The hidden gems of the Windows 10 April 2018 Update
If things go as planned, Microsoft will start the distribution of the April 2018 Update for the Windows 10 operating system on April 30, 2018.
The company postponed the release of the first feature update of 2018 for Windows 10 earlier this month because of stability issues of the selected RTM build.
I wrote an article in March that listed the major features and changes of the then-called Spring Creators Update. It included information about the new Timeline feature, the ability to view and delete diagnostic data, or Windows Defender Application Guard in Windows 10 Pro.
The following list focuses on hidden gems of the update that are not known at all or relatively unknown.

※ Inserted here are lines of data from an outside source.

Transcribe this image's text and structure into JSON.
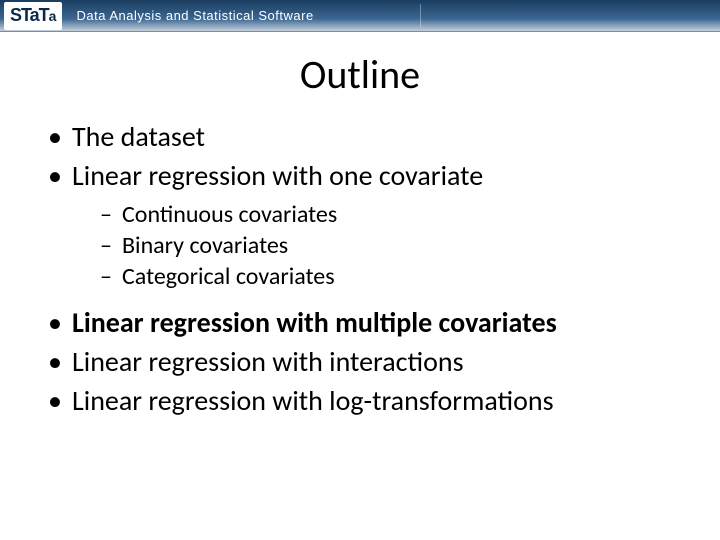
{
  "header": {
    "logo_main": "STaT",
    "logo_suffix": "a",
    "tagline": "Data Analysis and Statistical Software"
  },
  "title": "Outline",
  "bullets": {
    "b1": "The dataset",
    "b2": "Linear regression with one covariate",
    "b2_sub": {
      "s1": "Continuous covariates",
      "s2": "Binary covariates",
      "s3": "Categorical covariates"
    },
    "b3": "Linear regression with multiple covariates",
    "b4": "Linear regression with interactions",
    "b5": "Linear regression with log-transformations"
  }
}
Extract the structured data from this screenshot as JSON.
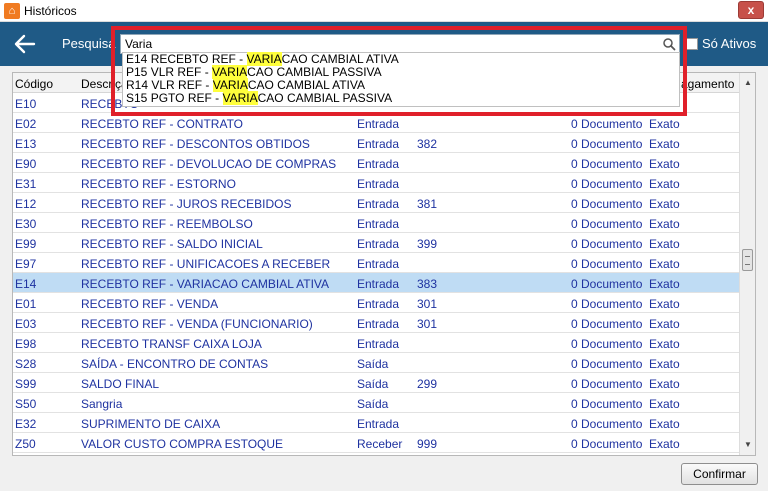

Elevation in Run Box
You can launch the Run Box on Windows with the shortcut Windows-R and use it to run programs by typing program names or shortcuts. It was not possible up until now to elevate programs when using the Run Box.

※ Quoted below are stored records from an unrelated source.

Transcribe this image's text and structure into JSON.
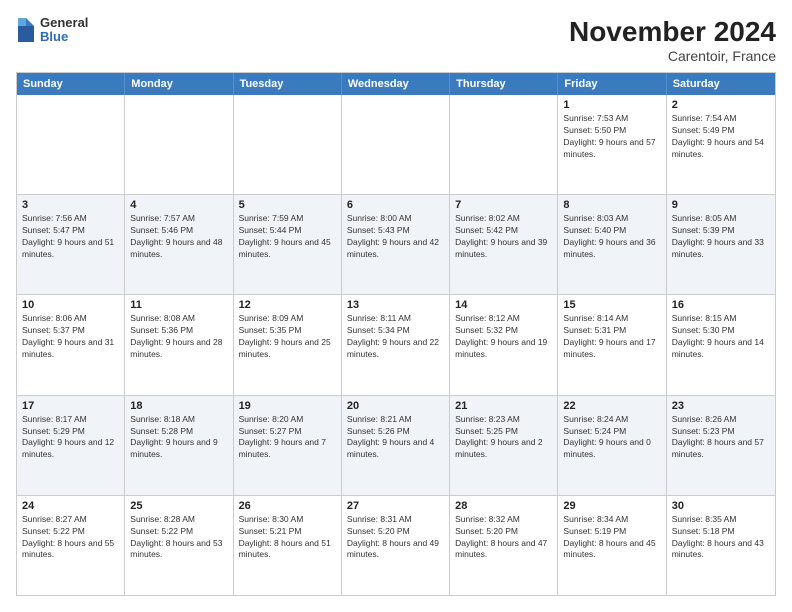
{
  "header": {
    "logo": {
      "general": "General",
      "blue": "Blue"
    },
    "title": "November 2024",
    "location": "Carentoir, France"
  },
  "weekdays": [
    "Sunday",
    "Monday",
    "Tuesday",
    "Wednesday",
    "Thursday",
    "Friday",
    "Saturday"
  ],
  "rows": [
    {
      "alt": false,
      "cells": [
        {
          "day": "",
          "info": ""
        },
        {
          "day": "",
          "info": ""
        },
        {
          "day": "",
          "info": ""
        },
        {
          "day": "",
          "info": ""
        },
        {
          "day": "",
          "info": ""
        },
        {
          "day": "1",
          "info": "Sunrise: 7:53 AM\nSunset: 5:50 PM\nDaylight: 9 hours and 57 minutes."
        },
        {
          "day": "2",
          "info": "Sunrise: 7:54 AM\nSunset: 5:49 PM\nDaylight: 9 hours and 54 minutes."
        }
      ]
    },
    {
      "alt": true,
      "cells": [
        {
          "day": "3",
          "info": "Sunrise: 7:56 AM\nSunset: 5:47 PM\nDaylight: 9 hours and 51 minutes."
        },
        {
          "day": "4",
          "info": "Sunrise: 7:57 AM\nSunset: 5:46 PM\nDaylight: 9 hours and 48 minutes."
        },
        {
          "day": "5",
          "info": "Sunrise: 7:59 AM\nSunset: 5:44 PM\nDaylight: 9 hours and 45 minutes."
        },
        {
          "day": "6",
          "info": "Sunrise: 8:00 AM\nSunset: 5:43 PM\nDaylight: 9 hours and 42 minutes."
        },
        {
          "day": "7",
          "info": "Sunrise: 8:02 AM\nSunset: 5:42 PM\nDaylight: 9 hours and 39 minutes."
        },
        {
          "day": "8",
          "info": "Sunrise: 8:03 AM\nSunset: 5:40 PM\nDaylight: 9 hours and 36 minutes."
        },
        {
          "day": "9",
          "info": "Sunrise: 8:05 AM\nSunset: 5:39 PM\nDaylight: 9 hours and 33 minutes."
        }
      ]
    },
    {
      "alt": false,
      "cells": [
        {
          "day": "10",
          "info": "Sunrise: 8:06 AM\nSunset: 5:37 PM\nDaylight: 9 hours and 31 minutes."
        },
        {
          "day": "11",
          "info": "Sunrise: 8:08 AM\nSunset: 5:36 PM\nDaylight: 9 hours and 28 minutes."
        },
        {
          "day": "12",
          "info": "Sunrise: 8:09 AM\nSunset: 5:35 PM\nDaylight: 9 hours and 25 minutes."
        },
        {
          "day": "13",
          "info": "Sunrise: 8:11 AM\nSunset: 5:34 PM\nDaylight: 9 hours and 22 minutes."
        },
        {
          "day": "14",
          "info": "Sunrise: 8:12 AM\nSunset: 5:32 PM\nDaylight: 9 hours and 19 minutes."
        },
        {
          "day": "15",
          "info": "Sunrise: 8:14 AM\nSunset: 5:31 PM\nDaylight: 9 hours and 17 minutes."
        },
        {
          "day": "16",
          "info": "Sunrise: 8:15 AM\nSunset: 5:30 PM\nDaylight: 9 hours and 14 minutes."
        }
      ]
    },
    {
      "alt": true,
      "cells": [
        {
          "day": "17",
          "info": "Sunrise: 8:17 AM\nSunset: 5:29 PM\nDaylight: 9 hours and 12 minutes."
        },
        {
          "day": "18",
          "info": "Sunrise: 8:18 AM\nSunset: 5:28 PM\nDaylight: 9 hours and 9 minutes."
        },
        {
          "day": "19",
          "info": "Sunrise: 8:20 AM\nSunset: 5:27 PM\nDaylight: 9 hours and 7 minutes."
        },
        {
          "day": "20",
          "info": "Sunrise: 8:21 AM\nSunset: 5:26 PM\nDaylight: 9 hours and 4 minutes."
        },
        {
          "day": "21",
          "info": "Sunrise: 8:23 AM\nSunset: 5:25 PM\nDaylight: 9 hours and 2 minutes."
        },
        {
          "day": "22",
          "info": "Sunrise: 8:24 AM\nSunset: 5:24 PM\nDaylight: 9 hours and 0 minutes."
        },
        {
          "day": "23",
          "info": "Sunrise: 8:26 AM\nSunset: 5:23 PM\nDaylight: 8 hours and 57 minutes."
        }
      ]
    },
    {
      "alt": false,
      "cells": [
        {
          "day": "24",
          "info": "Sunrise: 8:27 AM\nSunset: 5:22 PM\nDaylight: 8 hours and 55 minutes."
        },
        {
          "day": "25",
          "info": "Sunrise: 8:28 AM\nSunset: 5:22 PM\nDaylight: 8 hours and 53 minutes."
        },
        {
          "day": "26",
          "info": "Sunrise: 8:30 AM\nSunset: 5:21 PM\nDaylight: 8 hours and 51 minutes."
        },
        {
          "day": "27",
          "info": "Sunrise: 8:31 AM\nSunset: 5:20 PM\nDaylight: 8 hours and 49 minutes."
        },
        {
          "day": "28",
          "info": "Sunrise: 8:32 AM\nSunset: 5:20 PM\nDaylight: 8 hours and 47 minutes."
        },
        {
          "day": "29",
          "info": "Sunrise: 8:34 AM\nSunset: 5:19 PM\nDaylight: 8 hours and 45 minutes."
        },
        {
          "day": "30",
          "info": "Sunrise: 8:35 AM\nSunset: 5:18 PM\nDaylight: 8 hours and 43 minutes."
        }
      ]
    }
  ]
}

The Windows 10 April 2018 Update changes that by adding the shortcut Ctrl+Shift to the Run Box. You may know the elevation shortcut from the Start Menu already as you may use it there to run any program with elevated rights when you hold down the two keys.
Less offline time during upgrades
Microsoft worked on reducing the time systems are offline during upgrades to a new version of the Windows 10 operating system.
Offline time describes the time in which users cannot interact with the system as the upgrade is processed.
Microsoft managed to reduce the offline phase to about 30 minutes. A noticeable improvement over the 51 minutes offline phase of the Fall Creators Update and 82 minutes of the Creators Update (both released in 2017).
Microsoft is still under heavy fire when it comes to the collection of data on Windows 10. The company added several new features in this version of Windows that improves user control over certain privacy related features.
- Camera hardware settings affect Win32 programs now as well.
- Diagnostics & feedback lets you view the collected data and delete it.
- New Activity History page under Settings > Privacy to control "Let Windows collect my activities" feature.
- Users can now block system-wide access to Account Info, Calendar, Call History, Contacts, Documents, Email, Messaging, Pictures, Tasks and Videos to block permission requests outright.
Windows Update bandwidth limits in Settings
If you wanted to limit the update bandwidth for downloading updates in the foreground you had to use the Group Policy or other means for that.
Microsoft added a new option to the Windows 10 Settings application which integrates that option right into the Update preferences.
- Use Windows-I to open the Settings application.
- Go to Update & Security.
- Click on Advanced Options.
- Select Delivery Optimization on the next screen.
- Select Advanced Options.
- Check "limit how much bandwidth is used for downloading updates in the foreground" and use the slider to select a percentage value.
- You may set the limit for background bandwidth limits and uploads as well on the screen.
Other useful changes
The following changes may be useful to some Windows 10 users as well:
- Default operating system language and keyboard can be set individually under Settings > Time & Language > Region & Language.
- Language resource files are distributed via Windows Store which makes it easier to distribute updates.
- Limit background data for Windows and apps under Settings > Network & Internet > Data Usage > Background data.
- You may set data limits for Ethernet or WiFi network connections under Settings > Network & Internet > Ethernet > Select Connection > Set a data limit to help control data usage on the network (replace Ethernet with WiFi if you want to control bandwidth for wireless connections)
Now You: What's your take on the Windows 10 April 2018 Update?